■ **Work request**
An exact copy of the listing below is required.
+++ Recorded information
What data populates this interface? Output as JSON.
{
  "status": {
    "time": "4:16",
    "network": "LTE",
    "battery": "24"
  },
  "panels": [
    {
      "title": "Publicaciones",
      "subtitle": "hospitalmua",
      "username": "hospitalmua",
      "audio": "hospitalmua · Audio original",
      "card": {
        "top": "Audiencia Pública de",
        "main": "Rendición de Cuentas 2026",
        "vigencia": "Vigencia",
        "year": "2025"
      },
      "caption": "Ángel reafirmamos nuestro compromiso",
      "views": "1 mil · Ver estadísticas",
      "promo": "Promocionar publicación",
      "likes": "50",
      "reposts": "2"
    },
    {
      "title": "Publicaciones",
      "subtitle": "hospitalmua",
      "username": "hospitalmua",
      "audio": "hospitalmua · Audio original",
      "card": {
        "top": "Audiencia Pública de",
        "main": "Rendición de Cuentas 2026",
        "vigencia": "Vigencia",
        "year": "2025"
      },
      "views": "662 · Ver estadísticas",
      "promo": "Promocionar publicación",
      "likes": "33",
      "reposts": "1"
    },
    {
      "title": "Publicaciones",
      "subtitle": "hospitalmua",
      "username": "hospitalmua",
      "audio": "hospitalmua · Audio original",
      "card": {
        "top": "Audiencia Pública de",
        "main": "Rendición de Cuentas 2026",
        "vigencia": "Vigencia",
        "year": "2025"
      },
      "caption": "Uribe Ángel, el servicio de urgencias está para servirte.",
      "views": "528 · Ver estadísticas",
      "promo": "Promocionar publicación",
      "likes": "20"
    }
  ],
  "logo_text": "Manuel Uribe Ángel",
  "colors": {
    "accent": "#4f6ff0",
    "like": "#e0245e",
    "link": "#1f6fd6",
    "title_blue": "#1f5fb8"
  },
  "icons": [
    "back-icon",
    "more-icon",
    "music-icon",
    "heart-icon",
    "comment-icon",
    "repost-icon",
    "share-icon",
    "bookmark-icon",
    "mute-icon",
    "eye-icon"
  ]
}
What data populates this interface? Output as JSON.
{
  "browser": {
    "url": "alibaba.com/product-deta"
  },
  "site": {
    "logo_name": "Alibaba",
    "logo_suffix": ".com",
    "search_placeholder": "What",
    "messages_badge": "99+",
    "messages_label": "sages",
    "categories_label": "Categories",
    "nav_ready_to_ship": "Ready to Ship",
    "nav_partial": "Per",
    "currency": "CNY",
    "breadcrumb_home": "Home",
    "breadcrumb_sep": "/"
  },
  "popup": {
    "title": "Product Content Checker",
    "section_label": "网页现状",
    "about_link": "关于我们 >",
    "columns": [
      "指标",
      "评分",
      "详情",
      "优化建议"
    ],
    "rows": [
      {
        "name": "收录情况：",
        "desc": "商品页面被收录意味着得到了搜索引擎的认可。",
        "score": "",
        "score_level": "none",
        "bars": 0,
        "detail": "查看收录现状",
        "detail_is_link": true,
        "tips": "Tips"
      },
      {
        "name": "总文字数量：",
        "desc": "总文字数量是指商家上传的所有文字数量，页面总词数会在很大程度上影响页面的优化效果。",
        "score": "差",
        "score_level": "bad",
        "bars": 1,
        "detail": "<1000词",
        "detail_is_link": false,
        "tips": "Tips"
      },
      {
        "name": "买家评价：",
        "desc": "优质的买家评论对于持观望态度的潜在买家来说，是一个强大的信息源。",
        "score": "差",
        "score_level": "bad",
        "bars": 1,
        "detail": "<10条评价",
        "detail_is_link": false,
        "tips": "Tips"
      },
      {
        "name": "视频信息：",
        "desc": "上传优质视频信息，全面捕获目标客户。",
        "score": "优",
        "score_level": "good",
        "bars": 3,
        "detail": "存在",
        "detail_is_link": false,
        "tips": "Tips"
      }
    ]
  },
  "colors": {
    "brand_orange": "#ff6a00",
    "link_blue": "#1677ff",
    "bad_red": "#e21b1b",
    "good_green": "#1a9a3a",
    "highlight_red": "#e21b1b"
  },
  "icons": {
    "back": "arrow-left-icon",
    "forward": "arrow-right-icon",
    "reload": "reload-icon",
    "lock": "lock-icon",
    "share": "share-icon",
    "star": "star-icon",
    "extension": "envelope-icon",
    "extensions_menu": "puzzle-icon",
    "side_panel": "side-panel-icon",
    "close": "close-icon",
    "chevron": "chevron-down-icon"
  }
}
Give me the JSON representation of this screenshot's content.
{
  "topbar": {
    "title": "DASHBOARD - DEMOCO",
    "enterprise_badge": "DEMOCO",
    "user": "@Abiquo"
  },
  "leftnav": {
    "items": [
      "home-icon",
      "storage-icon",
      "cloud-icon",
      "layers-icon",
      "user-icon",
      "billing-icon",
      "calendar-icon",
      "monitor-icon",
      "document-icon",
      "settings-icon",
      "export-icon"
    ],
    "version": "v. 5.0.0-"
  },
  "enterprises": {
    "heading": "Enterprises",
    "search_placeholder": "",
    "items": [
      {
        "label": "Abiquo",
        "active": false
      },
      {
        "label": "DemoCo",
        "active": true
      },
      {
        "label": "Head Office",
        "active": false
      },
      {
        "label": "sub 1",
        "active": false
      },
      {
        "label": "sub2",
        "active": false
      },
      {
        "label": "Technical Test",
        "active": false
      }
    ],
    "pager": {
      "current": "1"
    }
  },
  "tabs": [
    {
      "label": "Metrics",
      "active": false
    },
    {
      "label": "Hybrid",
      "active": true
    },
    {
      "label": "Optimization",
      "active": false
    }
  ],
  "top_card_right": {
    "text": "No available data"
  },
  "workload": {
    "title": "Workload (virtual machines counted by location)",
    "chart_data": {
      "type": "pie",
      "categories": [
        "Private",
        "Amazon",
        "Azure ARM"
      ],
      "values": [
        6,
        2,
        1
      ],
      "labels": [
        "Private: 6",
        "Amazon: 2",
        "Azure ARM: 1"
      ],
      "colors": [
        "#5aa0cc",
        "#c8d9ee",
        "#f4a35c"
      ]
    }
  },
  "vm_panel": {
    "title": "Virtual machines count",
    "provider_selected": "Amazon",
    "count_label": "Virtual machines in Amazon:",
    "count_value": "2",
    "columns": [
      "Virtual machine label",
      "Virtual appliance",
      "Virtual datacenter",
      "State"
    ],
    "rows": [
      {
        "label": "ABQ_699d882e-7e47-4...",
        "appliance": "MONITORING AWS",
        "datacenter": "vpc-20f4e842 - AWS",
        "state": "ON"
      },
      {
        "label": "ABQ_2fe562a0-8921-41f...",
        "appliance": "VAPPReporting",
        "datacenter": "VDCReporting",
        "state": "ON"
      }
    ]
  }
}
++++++
■ **Response**
What data populates this interface? Output as JSON.
{
  "status": {
    "time": "4:16",
    "network": "LTE",
    "battery": "24"
  },
  "panels": [
    {
      "title": "Publicaciones",
      "subtitle": "hospitalmua",
      "username": "hospitalmua",
      "audio": "hospitalmua · Audio original",
      "card": {
        "top": "Audiencia Pública de",
        "main": "Rendición de Cuentas 2026",
        "vigencia": "Vigencia",
        "year": "2025"
      },
      "caption": "Ángel reafirmamos nuestro compromiso",
      "views": "1 mil · Ver estadísticas",
      "promo": "Promocionar publicación",
      "likes": "50",
      "reposts": "2"
    },
    {
      "title": "Publicaciones",
      "subtitle": "hospitalmua",
      "username": "hospitalmua",
      "audio": "hospitalmua · Audio original",
      "card": {
        "top": "Audiencia Pública de",
        "main": "Rendición de Cuentas 2026",
        "vigencia": "Vigencia",
        "year": "2025"
      },
      "views": "662 · Ver estadísticas",
      "promo": "Promocionar publicación",
      "likes": "33",
      "reposts": "1"
    },
    {
      "title": "Publicaciones",
      "subtitle": "hospitalmua",
      "username": "hospitalmua",
      "audio": "hospitalmua · Audio original",
      "card": {
        "top": "Audiencia Pública de",
        "main": "Rendición de Cuentas 2026",
        "vigencia": "Vigencia",
        "year": "2025"
      },
      "caption": "Uribe Ángel, el servicio de urgencias está para servirte.",
      "views": "528 · Ver estadísticas",
      "promo": "Promocionar publicación",
      "likes": "20"
    }
  ],
  "logo_text": "Manuel Uribe Ángel",
  "colors": {
    "accent": "#4f6ff0",
    "like": "#e0245e",
    "link": "#1f6fd6",
    "title_blue": "#1f5fb8"
  },
  "icons": [
    "back-icon",
    "more-icon",
    "music-icon",
    "heart-icon",
    "comment-icon",
    "repost-icon",
    "share-icon",
    "bookmark-icon",
    "mute-icon",
    "eye-icon"
  ]
}
What data populates this interface? Output as JSON.
{
  "browser": {
    "url": "alibaba.com/product-deta"
  },
  "site": {
    "logo_name": "Alibaba",
    "logo_suffix": ".com",
    "search_placeholder": "What",
    "messages_badge": "99+",
    "messages_label": "sages",
    "categories_label": "Categories",
    "nav_ready_to_ship": "Ready to Ship",
    "nav_partial": "Per",
    "currency": "CNY",
    "breadcrumb_home": "Home",
    "breadcrumb_sep": "/"
  },
  "popup": {
    "title": "Product Content Checker",
    "section_label": "网页现状",
    "about_link": "关于我们 >",
    "columns": [
      "指标",
      "评分",
      "详情",
      "优化建议"
    ],
    "rows": [
      {
        "name": "收录情况：",
        "desc": "商品页面被收录意味着得到了搜索引擎的认可。",
        "score": "",
        "score_level": "none",
        "bars": 0,
        "detail": "查看收录现状",
        "detail_is_link": true,
        "tips": "Tips"
      },
      {
        "name": "总文字数量：",
        "desc": "总文字数量是指商家上传的所有文字数量，页面总词数会在很大程度上影响页面的优化效果。",
        "score": "差",
        "score_level": "bad",
        "bars": 1,
        "detail": "<1000词",
        "detail_is_link": false,
        "tips": "Tips"
      },
      {
        "name": "买家评价：",
        "desc": "优质的买家评论对于持观望态度的潜在买家来说，是一个强大的信息源。",
        "score": "差",
        "score_level": "bad",
        "bars": 1,
        "detail": "<10条评价",
        "detail_is_link": false,
        "tips": "Tips"
      },
      {
        "name": "视频信息：",
        "desc": "上传优质视频信息，全面捕获目标客户。",
        "score": "优",
        "score_level": "good",
        "bars": 3,
        "detail": "存在",
        "detail_is_link": false,
        "tips": "Tips"
      }
    ]
  },
  "colors": {
    "brand_orange": "#ff6a00",
    "link_blue": "#1677ff",
    "bad_red": "#e21b1b",
    "good_green": "#1a9a3a",
    "highlight_red": "#e21b1b"
  },
  "icons": {
    "back": "arrow-left-icon",
    "forward": "arrow-right-icon",
    "reload": "reload-icon",
    "lock": "lock-icon",
    "share": "share-icon",
    "star": "star-icon",
    "extension": "envelope-icon",
    "extensions_menu": "puzzle-icon",
    "side_panel": "side-panel-icon",
    "close": "close-icon",
    "chevron": "chevron-down-icon"
  }
}
Give me the JSON representation of this screenshot's content.
{
  "topbar": {
    "title": "DASHBOARD - DEMOCO",
    "enterprise_badge": "DEMOCO",
    "user": "@Abiquo"
  },
  "leftnav": {
    "items": [
      "home-icon",
      "storage-icon",
      "cloud-icon",
      "layers-icon",
      "user-icon",
      "billing-icon",
      "calendar-icon",
      "monitor-icon",
      "document-icon",
      "settings-icon",
      "export-icon"
    ],
    "version": "v. 5.0.0-"
  },
  "enterprises": {
    "heading": "Enterprises",
    "search_placeholder": "",
    "items": [
      {
        "label": "Abiquo",
        "active": false
      },
      {
        "label": "DemoCo",
        "active": true
      },
      {
        "label": "Head Office",
        "active": false
      },
      {
        "label": "sub 1",
        "active": false
      },
      {
        "label": "sub2",
        "active": false
      },
      {
        "label": "Technical Test",
        "active": false
      }
    ],
    "pager": {
      "current": "1"
    }
  },
  "tabs": [
    {
      "label": "Metrics",
      "active": false
    },
    {
      "label": "Hybrid",
      "active": true
    },
    {
      "label": "Optimization",
      "active": false
    }
  ],
  "top_card_right": {
    "text": "No available data"
  },
  "workload": {
    "title": "Workload (virtual machines counted by location)",
    "chart_data": {
      "type": "pie",
      "categories": [
        "Private",
        "Amazon",
        "Azure ARM"
      ],
      "values": [
        6,
        2,
        1
      ],
      "labels": [
        "Private: 6",
        "Amazon: 2",
        "Azure ARM: 1"
      ],
      "colors": [
        "#5aa0cc",
        "#c8d9ee",
        "#f4a35c"
      ]
    }
  },
  "vm_panel": {
    "title": "Virtual machines count",
    "provider_selected": "Amazon",
    "count_label": "Virtual machines in Amazon:",
    "count_value": "2",
    "columns": [
      "Virtual machine label",
      "Virtual appliance",
      "Virtual datacenter",
      "State"
    ],
    "rows": [
      {
        "label": "ABQ_699d882e-7e47-4...",
        "appliance": "MONITORING AWS",
        "datacenter": "vpc-20f4e842 - AWS",
        "state": "ON"
      },
      {
        "label": "ABQ_2fe562a0-8921-41f...",
        "appliance": "VAPPReporting",
        "datacenter": "VDCReporting",
        "state": "ON"
      }
    ]
  }
}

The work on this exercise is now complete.